Published On: Mon, Jun 15th, 2020

Duncan: Cut the school subsidies by 12,5% and leave the schools alone (VIDEO)

Roland E. Duncan interview 20200611 AB

PHILIPSBURG — In a personal interview with StMaartenNews.com, Chairman of the Board of the St. Maarten Academy PSVE (Preparatory Secondary Vocational Education) Roland E. Duncan called on the government to just cut the school subsidy by 12,5% and leave his school alone.

In this interview, Roland Duncan, former minister of justice, talks about how the government is demanding 12,5% of the teacher’s salaries.

The government has instructed the schools to deduct 12,5% of the personnel costs. The schools don’t particularly have to touch salaries. However, as Duncan pointed out, the only personnel costs the schools have are the salaries.

As an experienced attorney at law, Duncan has several formal objections to this approach by the government. Schools are private foundations, not semi-public entities, as is the case with government-owned companies or entities. The government is only subsidizing the schools because of the CXC exams it offers to the public.

Therefore as chairperson of his school board, Duncan objects to doing the government’s work where Holland is concerned. “Holland says these are the conditions, and the government succumbs to that,” Duncan explained. The government is claiming solidarity is the reason for the schools to cut costs. “But our employees have their own trials and tribulation,” Duncan said.

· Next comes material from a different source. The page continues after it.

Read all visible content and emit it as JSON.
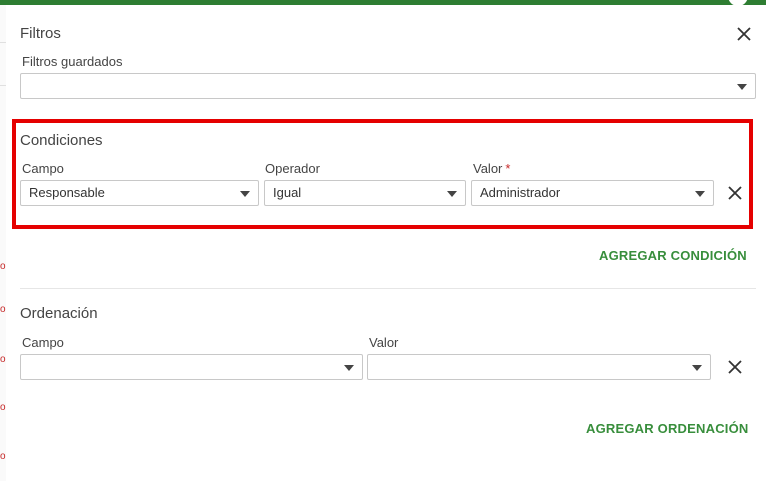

“I have a labor agreement with employees. The laws set the authorities. The government cannot unilaterally change the law. It has to go to parliament. Parliament has to debate the law and then change the law. “That hasn’t happened!” said Duncan.

“Now the 1st of July,” continues Duncan. “Why would I stop paying and not honor a contract?” Duncan says he is going to honor the contract, as he is supposed to honor it.

“Government got a chance,” Duncan states emphatically. He offered government alternatives. “One of the alternatives is: government subsidizes the school. 12,5% represents about 1.2 million guilders a year. Deduct that from the subsidy. I am not going to be happy. But then if you reduce your subsidy and reduce your costs by 12,5%, thank you, God bless you and leave me alone!”

“Even if I fight it, it will take me six months before I get a proper answer. So you cut, you cut.”

“Another alternative,” continues Duncan. “You want to cut vacation allowance? Stop the monthly advance to pay the allowance. You would have had half the of the year saved by now, and you would have already saved 50% of the vacation allowance.”

Furthermore, Duncan says the government has a wrong premise. “The unions haven’t reached an agreement yet, what are you doing messing with people’s salary?” Duncan asks.

“Then you say as long as our laws are not trampled. Don’t try to force me to trample the law. If I cut someone’s salary, I am trampling the law.”

“Another alternative: every year government cuts the subsidy by 10% to hold back until the school boards submit audited statements, take the 12,5% out of that,” Duncan orders. “That is about 1 million guilders!”

After hurricane Irma, the school finished the repairs itself. “Government was supposed to reimburse that costs,” Duncan explains. “Government still has to do that.”

“They have a commitment based on the (subsidy) law to pay that costs,” Duncan says. “They never did. For years, long before Irma government has never paid the maintenance costs of the school.”

Therefore, Duncan states, he cannot, in good judgement propose to the board to cut the personnel staff unilaterally by 12,5%. “That’s our position.”

Government has been talking to the unions, but the unions have not agreed to anything yet. His school has a union. That is WITU (Windward Islands Teachers Union). “What the WITU discussed with government is not my business,” Duncan stated. “But if I cut teachers’ salaries, the union will be all over me. I am not doing their dirty work for them.

Duncan also explains that Knops has no jurisdiction over the schools. He describes how they met with the minister of education and had a very long meeting. “My school will be writing the minister a letter saying we are not doing that. We are giving him alternatives on how he can save and get back money and leave the schools alone.” Duncan concluded.

Watch the interview online here>>>


Related links:
Unions still at odds with government over salary cuts